Currently Viewing
After Cancer: Finding Who You Are
June 30, 2016 – Kim Johnson
Cancer Hoaxes, Hackers and Hucksters
June 29, 2016 – Khevin Barnes
Moving On After Cancer
June 28, 2016 – Mike Verano
Chemobrain? Get Out the Pen and Paper
June 28, 2016 – Stephanie Hammonds
False Cancer Reassurance Hurts
June 27, 2016 – Gregory Carroll, PhD
Fighting Robots and Fighting Cancer
June 27, 2016 – Kevin Berry
Leukemia Relapse
June 24, 2016 – Edward McClain
Advocacy and the Science of Cancer Research: The AACR Scientist-Survivor Program
June 24, 2016 – Janet Freeman-Daily
After Breast Cancer, Looking Normal Isn't Always Feeling Normal
June 23, 2016 – Barbara Tako

After Cancer: Finding Who You Are

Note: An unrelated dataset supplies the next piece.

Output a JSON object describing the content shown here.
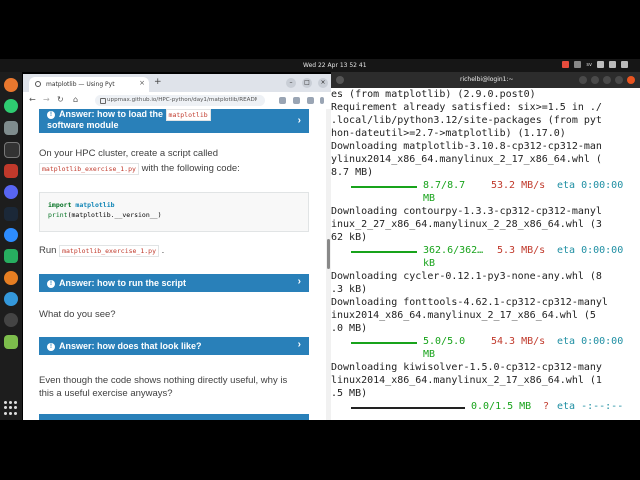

Remembering who you were before cancer and finding out who you are after is difficult.
PUBLISHED June 30, 2016
Kim is a nursing student who is hoping to find her place amongst the phenomenal oncology nurses and doctors who cared for her sister. She loves reading, volunteering and enjoying the outdoors of Colorado.
As my cancer continued to wage war inside of my sister, I found it incredibly hard to separate my sister from the disease. I began to equate the illness with who she was, instead of being able to see the person that I had grown up with. Before her diagnosis, she hadn't been the best big sister — but she was still my sister nonetheless.

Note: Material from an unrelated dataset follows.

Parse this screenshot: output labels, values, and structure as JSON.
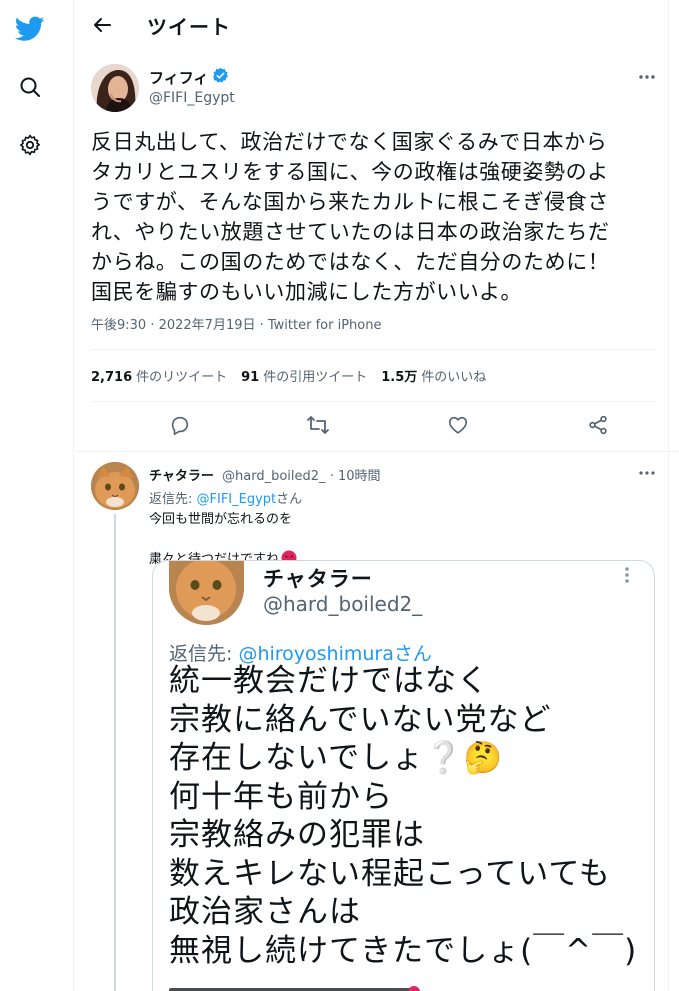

When things were going horribly wrong and she was having the worst of worst days, I tried to blame it on the illness. With her being so sick, it was hard to fathom that maybe if she approached things differently, maybe things may not be so bad. Her situation was definitely exaggerated by the ever-changing rotations of medications that they had her on. Even so, the disease did not simply own every bad thought or action that was being exhibited. I think that it was simply easier for me to rationalize it in my head by placing blame on cancer. Since it was already the reason for so much, it became the reason for everything that was bad in our lives at the time.

I know that cancer is an illness that changes so much and takes control of life in ways that most people could never imagine. However, having gone through it, I believe that the one thing you do get to choose is how you approach the illness. We have an incredible amount of choice in what we do and how we behave. The old adage that 'attitude is everything' applies very well to the battle that one is required to wage against cancer. Personally, I can't say that I have always done it best, but I have certainly tried. I decided to assign meaning to this disease process by becoming a nurse. For my sister, I don't think that enough time has passed for her to figue out how to best do that.

Some people may, ask after all of this, how could she not know? I can most certainly see both sides of it. Yes, this is what we were are fighting for. But while you are going through it, its hard just to face the day that lies before you. Let alone face the days that are to follow. It's even harder to face the fact that you may not be here for the dates and plans that you hear other people making.

Yet I am very much aware that my sister has always been a little different than the rest of cancer patients. As her illness wore on, I brushed aside the comments about her behavior. When she was away from a clinical setting and disconnected from the constant reminder of cancer, she did far better. To me, this was enough to simply say that those speaking up didn't understand. They didn't know the situation because they only were seeing one side of it. I can now see that as much as people do change through this affliction, they can also stay the same.

The tricky thing about cancer is that it does affect everybody differently. The remnants of cancer remain long after the battle is over. Not only do survivors have the visible scars that one can point to, but they have the emotional and psychological scars that only they carry. In this sense, my sister is like every other cancer patient. While a lot has changed in the last two years, my sister has largely stayed the same. This is not to say that she still won't change, or that it's even a bad thing. It's just who she is.

In so many ways, it is a wonderful thing. That means that she is still a sister, daughter and a friend — a young woman who hasn't quite figured out where she fits into this big world. The good news is that we won. She has an endless amount of time to figure out who it is that she would like to become.
Be the first to discuss this article on CURE's forum. >>
Talk about this article with other patients, caregivers, and advocates in the General Discussions CURE discussion group.

Related Articles

1
×

Sign In

Not a member? Sign up now!
×

Sign Up

Are you a member? Please Log In